The other important thing to mention is that the consistency with which I applied this standard led to some ludicrous results. For example, all of this art was counted as containing suggestively attired male figures:
The criteria was clear – they have clearly discernable gender (or at least secondary sex characteristics consistent with gender in cis people; I’m not going to try to determine the cis-ness of zombies because that way lies madness). Plus none of them are wearing shirts or pants. So despite the fact that none of them are depicted in any way close to even resembling attractiveness, they are counted as suggestively attired. For that matter, the zombie figure on Dutiful Return is counted as suggestive, despite being called out on the card as being furniture. (I only counted it once.)
In fact, here is the only male figure I saw that I would call actually suggestive, because yum:
He’s muscular without being a ridiculous power fantasy or engaging in ridiculously cartoonish violence (ie punching a bear in the face), and his shirtlessness isn’t being used to comment on a “savage”, “bestial”, or “uncivilized” nature. He’s just a super pretty dude practicing some awesome kung fu and being super hawt.
But even then – even then – there is a clear difference in how Shirtless Kung Fu Guy is portrayed from this female naga:
I totally eyerolled when I first saw this card, because this is textbook boobs-and-butt… applied to a snake. I had to look pretty closely to verify that she does not, in fact, have boobs, but the artist still managed to suggest them with the angle of the straps on her chest. Also, she’s got serious snakespine, so it’s a good thing she is in fact a snake, because that’s pretty much the only way that degree of spine bend would be possible. Lastly, check out how she doesn’t have legs but the line of her belly scales, or whatever you’d call them, still implies a thigh and crotch.
Issues of ridiculous objectification of snake-women aside, there’s also the problem that the Kheru Spellsnatcher isn’t actually doing anything. Shirtless Kung Fu Guy is practicing some awesome kung fu, while Kheru Spellsnatcher is just like OH HAI ISN’T THIS A PRETTY LIGHT HOW U DOIN’.

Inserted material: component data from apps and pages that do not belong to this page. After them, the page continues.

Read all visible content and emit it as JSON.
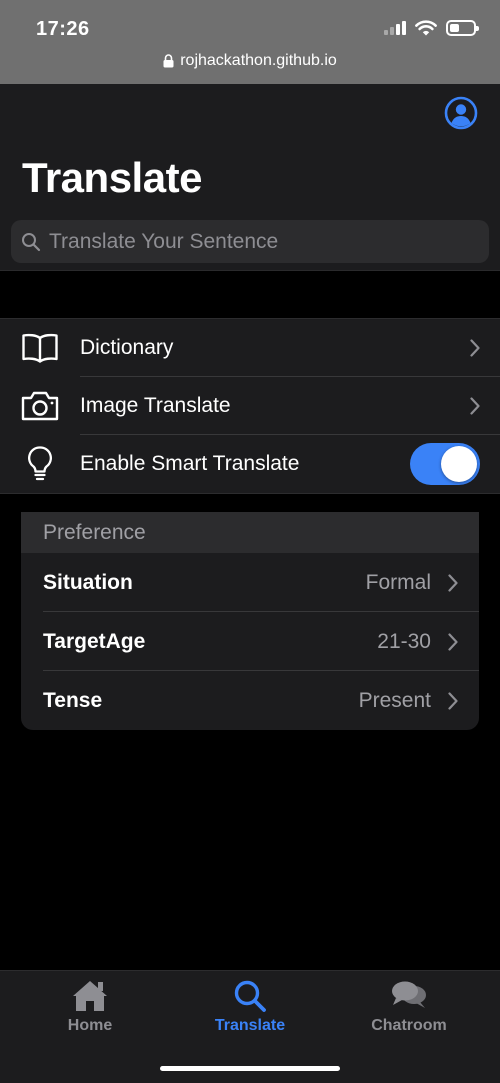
{
  "status_bar": {
    "time": "17:26",
    "url": "rojhackathon.github.io"
  },
  "header": {
    "title": "Translate",
    "profile_icon": "person-circle-icon",
    "search_placeholder": "Translate Your Sentence"
  },
  "menu": {
    "items": [
      {
        "label": "Dictionary",
        "icon": "book-icon",
        "type": "link"
      },
      {
        "label": "Image Translate",
        "icon": "camera-icon",
        "type": "link"
      },
      {
        "label": "Enable Smart Translate",
        "icon": "lightbulb-icon",
        "type": "toggle",
        "enabled": true
      }
    ]
  },
  "preference": {
    "title": "Preference",
    "rows": [
      {
        "label": "Situation",
        "value": "Formal"
      },
      {
        "label": "TargetAge",
        "value": "21-30"
      },
      {
        "label": "Tense",
        "value": "Present"
      }
    ]
  },
  "tabbar": {
    "tabs": [
      {
        "label": "Home",
        "icon": "house-icon",
        "active": false
      },
      {
        "label": "Translate",
        "icon": "magnifier-icon",
        "active": true
      },
      {
        "label": "Chatroom",
        "icon": "chat-bubbles-icon",
        "active": false
      }
    ]
  },
  "colors": {
    "accent": "#3a82f7",
    "background": "#000000",
    "surface": "#1c1c1e",
    "secondary_text": "#a0a0a5"
  }
}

Thankfully, the Kheru Spellsnatcher is the only piece of art that I whole-heartedly disapprove of. And there is art that I really, really like in this set! Certainly, this set has done a lot to address my previous complaint that fully-clothed women don’t get to be awesome, because here are a bunch of fully-clothed ladies being completely awesome.
The first two images are of Narset, whom I might add is one of the mythic rares in the set and either totally rules or totally sucks depending on if it was you that pulled her or the other guy. (I’ve seen her in action and she’s just wrong, folks.) But generally, this set was great for pictures of awesome ladies doing awesome martial arts, of which I am always a fan. Particularly I am always a fan of ass-kicking-grandmothers and think this set could have used 2000% more characters like the Jeskai Elder, because ass-kicking grandmothers make anything better. The end.
There were also women getting to do ridiculously gonzo fantasy awesome things, which has definitely not been the case in previous sets:
Check out the Tuskguard Captain being all HOW DO YOU LIKE MY SWEET-ASS RIDE BTW IT IS A MASTODON. Or the Abzan Guide being all DO NOT MESS WITH ME I CAN RIDE A GIRAFFE. And sure, the Chief of the Edge isn’t so much gonzo, but she sure looks like she’s about 2 seconds from ending a dude.
So it’s great to see art like this, because it shows that Wizards has made strides in how they portray women in the last few years. But looking at other products, like D&D – which is also produced by Wizards – it’s also clear that they could do so much better.
 Seriously I can’t emphasize how much I hate most game stores. They are not welcoming for many women, and often when I enter one I have dudes literally stop and stare at me.
 This, incidentally, is my new favorite card ever and will henceforth be referred to as “Bear Punch”
 The answer is never
 Thank god! Wizards is finally cracking down on putting breasts on reptiles!